Economy Muddling to Middling
We anticipate Q4 GDP expanded 0.5% in volume, which would slow annual growth to 2.4%, from 2.6%. While this might appear disappointing, it is arguably close to the economy’s growth potential at present. As such, GDP growth is consistent with inflation running near enough to the 2% per annum mark, and employment rates remaining relatively high. Couched this way, we struggle to see any mandate for the Reserve Bank to cut its cash rate even further.
The Reality of Slower Growth
GDP growth is slowing, the world over. But labour markets remain relatively tight and, for the most part, are starting to generate some inflation. Such things make it important to understand what’s actually driving the slower growth – supply limits, or weaker demand – but also to appreciate lags between economic growth and hiring.
A Testing Week for Q4 GDP
Last week’s ANZ business survey did not exactly inspire confidence in this year’s rate of economic expansion. But that’s not to overlook vulnerabilities to growth of late last year either. While we expect Q4 2018 GDP to increase a respectable 0.7% (2.6% y/y), there are three key indicators this week which, on balance, threaten to peg it back.
Q4 Retail Silences the Doubters
The Q4 2018 retail trade figures support our view that New Zealand’s economic growth still has some substance to it. As for how well, and how long, this will last, Thursday’s ANZ business survey will give insight. But even if it remains a bit lacklustre with regard to GDP growth, this is no guarantee that its inflation pointers will fade…given the role of diminishing supply potential in all of this.
The Electorate Will Dictate the Tax Agenda
Regarding Thursday’s Tax Working Group final report, none of the changes mooted by it are supposed to be coming in any time soon, if at all. The government has made it clear that it will legislate for any (major) tax changes to come into effect after the next election. This means the electorate will be the ultimate decision maker, and will have a long time to debate the issues, especially around the taxing of capital.
RBNZ One Of The Crowd
Wednesday’s RBNZ Monetary Policy Statement (MPS) is front and centre for the market this week. The Official Cash Rate is unanimously expected to be held steady at 1.75%. But the market has become increasingly aggressive in pricing the chance of a cut later this year. The Bank’s commentary will give important direction, after a virtual 3-month vacuum from the Bank in this regard.
Labour Market Still Trending Tighter
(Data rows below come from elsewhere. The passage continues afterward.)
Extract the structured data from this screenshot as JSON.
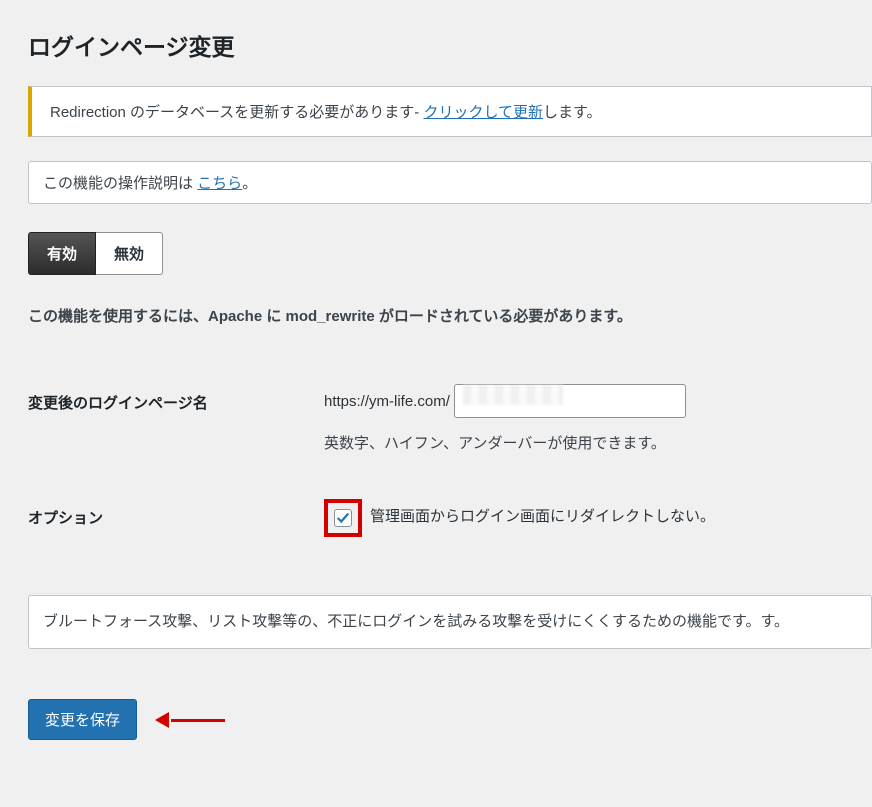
{
  "page": {
    "title": "ログインページ変更"
  },
  "notice": {
    "text_before": "Redirection のデータベースを更新する必要があります- ",
    "link": "クリックして更新",
    "text_after": "します。"
  },
  "help": {
    "text_before": "この機能の操作説明は ",
    "link": "こちら",
    "text_after": "。"
  },
  "toggle": {
    "enabled": "有効",
    "disabled": "無効"
  },
  "requirement": "この機能を使用するには、Apache に mod_rewrite がロードされている必要があります。",
  "login_page": {
    "label": "変更後のログインページ名",
    "url_prefix": "https://ym-life.com/",
    "input_value": "",
    "hint": "英数字、ハイフン、アンダーバーが使用できます。"
  },
  "option": {
    "label": "オプション",
    "checkbox_checked": true,
    "checkbox_label": "管理画面からログイン画面にリダイレクトしない。"
  },
  "description": "ブルートフォース攻撃、リスト攻撃等の、不正にログインを試みる攻撃を受けにくくするための機能です。す。",
  "submit": {
    "label": "変更を保存"
  }
}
Thursday’s Household Labour Force Survey (HLFS) is prone to look slower. But only in a statistical sense, after outsized gains in its employment measure in Q3, and plunge in unemployment, to 3.9%. The Q4 HLFS should not give any respite to nominal wage and salary inflation, therefore, which we believe remains firmly biased northward.
Statistics NZ Slashes Migration
Statistics New Zealand’s new way of measuring migration should trim population growth estimates over the last few years. Our back of the envelope suggests 0.3% less over each of the last couple of years, and a cumulate reduction of about 45,000 over the last four years. This should boost macro-based measures of productivity, by definition. It also takes a lot of pressure off the supposed housing shortage, in the stroke of a pen. These are just a taste of the many things we’ll have to think through and monitor, with respect to the NZ economy, as a consequence of the new way Statistics NZ is measuring migration.
BNZ Markets Outlook - Headline CPI Inflation to Belie Core Pressure
• CPI prone to undershoot RBNZ expectations
• But core inflation pressures remain in full force
• Which should keep the Reserve Bank thinking
• Slower PSI (53.0) counters stronger PMI (55.1)
• Migration/tourism data due (separately) Friday
The headline CPI is prone to undershoot recent RBNZ expectations. And not just in Q4 figures due to be published tomorrow, but running into calendar 2019 as well. However, as last week’s Quarterly Survey of Business Opinion (QSBO) highlighted, the underlying drivers of inflation remain firmly in force. This should have the Bank thinking twice before acting on its dovish signals.
2019: A Dawning Sense of Realism
As 2019 gets underway, a sense of realism appears to be setting in to markets. Compared to a few months ago, equities have taken a knock. While measures of volatility/risk have come back on the radar after a long slumber. Realism on the economic front is a matter of accepting that the post-GFC expansion is now very long in the tooth. This brings with it the likelihood of apparently-weak GDP growth, but also the risk of surprisingly resilient inflation.